=== ABOUT THIS TASK ===
Restate the data exactly, with nothing altered.
******
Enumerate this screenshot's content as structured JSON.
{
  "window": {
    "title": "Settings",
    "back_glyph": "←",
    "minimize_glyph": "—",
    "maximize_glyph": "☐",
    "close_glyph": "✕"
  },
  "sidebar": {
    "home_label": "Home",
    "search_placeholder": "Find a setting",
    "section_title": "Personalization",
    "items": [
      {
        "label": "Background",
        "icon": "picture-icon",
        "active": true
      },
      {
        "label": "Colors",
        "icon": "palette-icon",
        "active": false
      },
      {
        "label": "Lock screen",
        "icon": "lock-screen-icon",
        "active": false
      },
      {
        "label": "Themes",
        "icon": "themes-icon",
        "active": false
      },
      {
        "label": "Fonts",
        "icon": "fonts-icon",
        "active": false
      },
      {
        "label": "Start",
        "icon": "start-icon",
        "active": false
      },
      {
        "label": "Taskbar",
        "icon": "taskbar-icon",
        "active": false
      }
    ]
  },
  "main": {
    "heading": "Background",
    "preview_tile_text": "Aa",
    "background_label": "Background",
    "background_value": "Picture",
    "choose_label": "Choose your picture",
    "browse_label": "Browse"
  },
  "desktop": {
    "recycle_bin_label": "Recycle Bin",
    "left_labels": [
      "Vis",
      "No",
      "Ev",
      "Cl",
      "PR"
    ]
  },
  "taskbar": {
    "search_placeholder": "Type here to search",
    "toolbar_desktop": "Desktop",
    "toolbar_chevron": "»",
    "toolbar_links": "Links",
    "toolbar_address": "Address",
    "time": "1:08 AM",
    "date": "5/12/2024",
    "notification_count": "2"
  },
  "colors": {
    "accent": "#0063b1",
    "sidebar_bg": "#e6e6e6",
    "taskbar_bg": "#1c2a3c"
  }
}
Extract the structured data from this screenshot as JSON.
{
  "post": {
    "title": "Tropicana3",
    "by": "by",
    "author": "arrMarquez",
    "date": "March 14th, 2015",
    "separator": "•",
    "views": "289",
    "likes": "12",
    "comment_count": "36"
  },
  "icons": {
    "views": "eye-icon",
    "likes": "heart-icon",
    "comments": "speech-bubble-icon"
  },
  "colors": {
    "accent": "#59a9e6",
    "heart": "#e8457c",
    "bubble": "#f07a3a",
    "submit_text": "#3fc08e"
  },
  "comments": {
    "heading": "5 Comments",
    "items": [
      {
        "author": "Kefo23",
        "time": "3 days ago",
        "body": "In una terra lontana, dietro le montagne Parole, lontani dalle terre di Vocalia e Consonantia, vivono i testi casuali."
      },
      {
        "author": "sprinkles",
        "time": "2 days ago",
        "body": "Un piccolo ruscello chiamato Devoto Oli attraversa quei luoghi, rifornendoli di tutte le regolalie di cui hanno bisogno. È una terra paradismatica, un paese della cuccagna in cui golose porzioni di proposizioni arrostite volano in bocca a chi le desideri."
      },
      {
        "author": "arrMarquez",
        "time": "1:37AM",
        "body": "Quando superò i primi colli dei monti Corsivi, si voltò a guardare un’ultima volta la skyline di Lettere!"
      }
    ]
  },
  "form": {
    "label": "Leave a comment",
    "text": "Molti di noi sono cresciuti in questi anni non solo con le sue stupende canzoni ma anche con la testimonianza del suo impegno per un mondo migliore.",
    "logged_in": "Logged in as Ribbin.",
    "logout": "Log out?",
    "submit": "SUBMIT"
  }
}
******
=== SOLUTION TO THIS PROBLEM ===
Enumerate this screenshot's content as structured JSON.
{
  "window": {
    "title": "Settings",
    "back_glyph": "←",
    "minimize_glyph": "—",
    "maximize_glyph": "☐",
    "close_glyph": "✕"
  },
  "sidebar": {
    "home_label": "Home",
    "search_placeholder": "Find a setting",
    "section_title": "Personalization",
    "items": [
      {
        "label": "Background",
        "icon": "picture-icon",
        "active": true
      },
      {
        "label": "Colors",
        "icon": "palette-icon",
        "active": false
      },
      {
        "label": "Lock screen",
        "icon": "lock-screen-icon",
        "active": false
      },
      {
        "label": "Themes",
        "icon": "themes-icon",
        "active": false
      },
      {
        "label": "Fonts",
        "icon": "fonts-icon",
        "active": false
      },
      {
        "label": "Start",
        "icon": "start-icon",
        "active": false
      },
      {
        "label": "Taskbar",
        "icon": "taskbar-icon",
        "active": false
      }
    ]
  },
  "main": {
    "heading": "Background",
    "preview_tile_text": "Aa",
    "background_label": "Background",
    "background_value": "Picture",
    "choose_label": "Choose your picture",
    "browse_label": "Browse"
  },
  "desktop": {
    "recycle_bin_label": "Recycle Bin",
    "left_labels": [
      "Vis",
      "No",
      "Ev",
      "Cl",
      "PR"
    ]
  },
  "taskbar": {
    "search_placeholder": "Type here to search",
    "toolbar_desktop": "Desktop",
    "toolbar_chevron": "»",
    "toolbar_links": "Links",
    "toolbar_address": "Address",
    "time": "1:08 AM",
    "date": "5/12/2024",
    "notification_count": "2"
  },
  "colors": {
    "accent": "#0063b1",
    "sidebar_bg": "#e6e6e6",
    "taskbar_bg": "#1c2a3c"
  }
}
Extract the structured data from this screenshot as JSON.
{
  "post": {
    "title": "Tropicana3",
    "by": "by",
    "author": "arrMarquez",
    "date": "March 14th, 2015",
    "separator": "•",
    "views": "289",
    "likes": "12",
    "comment_count": "36"
  },
  "icons": {
    "views": "eye-icon",
    "likes": "heart-icon",
    "comments": "speech-bubble-icon"
  },
  "colors": {
    "accent": "#59a9e6",
    "heart": "#e8457c",
    "bubble": "#f07a3a",
    "submit_text": "#3fc08e"
  },
  "comments": {
    "heading": "5 Comments",
    "items": [
      {
        "author": "Kefo23",
        "time": "3 days ago",
        "body": "In una terra lontana, dietro le montagne Parole, lontani dalle terre di Vocalia e Consonantia, vivono i testi casuali."
      },
      {
        "author": "sprinkles",
        "time": "2 days ago",
        "body": "Un piccolo ruscello chiamato Devoto Oli attraversa quei luoghi, rifornendoli di tutte le regolalie di cui hanno bisogno. È una terra paradismatica, un paese della cuccagna in cui golose porzioni di proposizioni arrostite volano in bocca a chi le desideri."
      },
      {
        "author": "arrMarquez",
        "time": "1:37AM",
        "body": "Quando superò i primi colli dei monti Corsivi, si voltò a guardare un’ultima volta la skyline di Lettere!"
      }
    ]
  },
  "form": {
    "label": "Leave a comment",
    "text": "Molti di noi sono cresciuti in questi anni non solo con le sue stupende canzoni ma anche con la testimonianza del suo impegno per un mondo migliore.",
    "logged_in": "Logged in as Ribbin.",
    "logout": "Log out?",
    "submit": "SUBMIT"
  }
}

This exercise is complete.